Flashback to 1970 and retirement meant golf, maybe a little mahjong, some bingo and certainly a lot of TV. Not now. Today’s retirees increasingly are a blur of activity.
“Retirement used to mean you were out to pasture -- now you are revving up,” said North Jersey transitional reinvention coach Randi Levin, who said she has a lot of retiree clients, in part, because “Baby Boomers are reinventing what retirement means.”
Don’t some in fact play golf or cards? You bet. But there's a new reality.
“Many believe that they will retire and golf, travel, fish or hang out with grandkids all day," said Richard Reyes, a financial planner in Maitland, Fa. who works with many retirees. "But it’s no different than eating chocolate cake everyday. After a while it just gets old.”
Art Koff, 80, in Chicago, who runs job info site RetiredBrains.com, said that people get active after they retire for two basic reasons. Some get bored. Others find that their costs of retirement are outstripping their financial means so they need supplemental income.
A third factor: “We are living longer,” said Levin. Life expectancy in the U.S. in 1950 for a male was 65.6; for a female, 71.1. Today it is 76.2 for a male, 81.1 for a female. With a decade more to live, we apparently are determined to do something other than veg out or polish our putts.
We are also a lot healthier in many cases. “Retiring at 65 really does not make sense for many,” said Levin, who is in her mid 50s.
What are we doing instead? The Boomer reality is that one size does not fit all. Which means that many activities suddenly are popping into popularity.
Part-time or seasonal work. Many retirees are still working, said Koff, who elaborated that some start their own businesses and many others pick up seasonal work on the fly (retired CPAs, for instance, may work for tax preparation companies about this time of year). Speaking for himself, Koff said, “I hope to be doing what I am doing now ten years from now. I work 50 hours a week. I will do this as long as I can.”
Bucket list travel is very popular with Boomer retirees, said Greg Geronemus, 29, who is co-CEO of smarTours in New York. Maybe they do not want to do the clichéd bus tour of Vienna on Monday, Budapest on Tuesday...but they do want to go to the places they have long dreamed about. Now that they have the money and time, retirees are satisfying their wanderlust. Geronemus pointed to Cuba and South Africa as prime bucket list destinations in 2016.
Long walks are also in, said multiple experts.

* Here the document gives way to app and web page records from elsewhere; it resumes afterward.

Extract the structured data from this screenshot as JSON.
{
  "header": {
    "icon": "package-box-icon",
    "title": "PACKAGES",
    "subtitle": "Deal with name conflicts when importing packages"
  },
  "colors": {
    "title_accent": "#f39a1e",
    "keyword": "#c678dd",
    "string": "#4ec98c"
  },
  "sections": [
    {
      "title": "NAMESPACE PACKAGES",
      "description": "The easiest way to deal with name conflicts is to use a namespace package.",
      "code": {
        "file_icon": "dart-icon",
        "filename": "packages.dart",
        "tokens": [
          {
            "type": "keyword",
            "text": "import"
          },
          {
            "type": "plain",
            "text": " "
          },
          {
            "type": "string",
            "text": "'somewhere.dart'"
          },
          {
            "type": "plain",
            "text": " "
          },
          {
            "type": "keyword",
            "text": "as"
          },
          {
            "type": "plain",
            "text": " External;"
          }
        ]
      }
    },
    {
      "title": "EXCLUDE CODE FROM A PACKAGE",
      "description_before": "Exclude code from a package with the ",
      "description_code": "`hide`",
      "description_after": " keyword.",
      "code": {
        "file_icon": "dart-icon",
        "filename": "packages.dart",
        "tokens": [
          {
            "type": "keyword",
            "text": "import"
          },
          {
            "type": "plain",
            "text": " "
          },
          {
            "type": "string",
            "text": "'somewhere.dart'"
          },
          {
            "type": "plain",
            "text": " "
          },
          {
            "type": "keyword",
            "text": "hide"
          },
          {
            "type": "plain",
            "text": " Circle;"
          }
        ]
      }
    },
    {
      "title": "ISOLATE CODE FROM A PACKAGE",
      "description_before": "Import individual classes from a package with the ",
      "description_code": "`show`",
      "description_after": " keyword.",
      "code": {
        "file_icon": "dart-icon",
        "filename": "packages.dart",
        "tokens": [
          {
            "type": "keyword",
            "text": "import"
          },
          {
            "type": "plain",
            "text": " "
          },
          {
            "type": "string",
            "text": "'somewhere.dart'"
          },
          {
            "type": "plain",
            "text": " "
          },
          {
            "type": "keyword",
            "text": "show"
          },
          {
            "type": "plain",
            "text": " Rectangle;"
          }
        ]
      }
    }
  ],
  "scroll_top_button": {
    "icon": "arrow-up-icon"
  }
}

The 500 mile Camino de Santiago in Spain - a pilgrimage trail - and the 2,150 mile Appalachian Trail, both starring in recent movies, are on the to-do lists of many retirees. Those are a little more adventurous than strolling around the cul-de-sac in Easy Striders.
About 200,000 trekkers annually do the Camino for instance - highlighted in Emilio Estevez’s film, The Way, starring his dad, Martin Sheen. Many of these adventurers are retirees, in part because it’s a 30 day walk under favorable circumstances and retirees have that time. The rest of us, not so much.
They write books. Elliott Katz, who lives in Canada and retired after a long career as a civil servant in Ontario, wrote Being the Strong Man a Woman Wants: Timeless Wisdom on Being a Man. He said he now works “every day, maybe five hours a day,” promoting his book.
Tom Cirignano did likewise. The 63-year-old, who lives in Lakeville, Mass., has written a book The Constant Outsider, about the decades he spent running an automobile service station in South Boston and, sometimes, ducking threats made by racketeer Whitey Bulger who ran the neighborhood. Added Cirignano: “I think -- no, I know -- every retiree should write a memoir like I did. In the entire history of mankind, no two lives have been the same.”
The ease of distributing a self-published e-book via Amazon is a key to the current burst of retiree authorship, said sources.
Learn new languages. Marcie Rogo, 30, a co-founder of Stitch.net, which connects adults over 50 with shared interests, said a big interest among retirees is putting some of their new free time into language learning. A plus: it definitely keeps the brain active and many retirees - rightly concerned about dementia and similar loss of mental acuity - are determined to do what they can to ward that off.
Bottomline retirement reality in 2016: There are no rules. Boomers are doing what they want. And maybe it’s a generation that has always done that.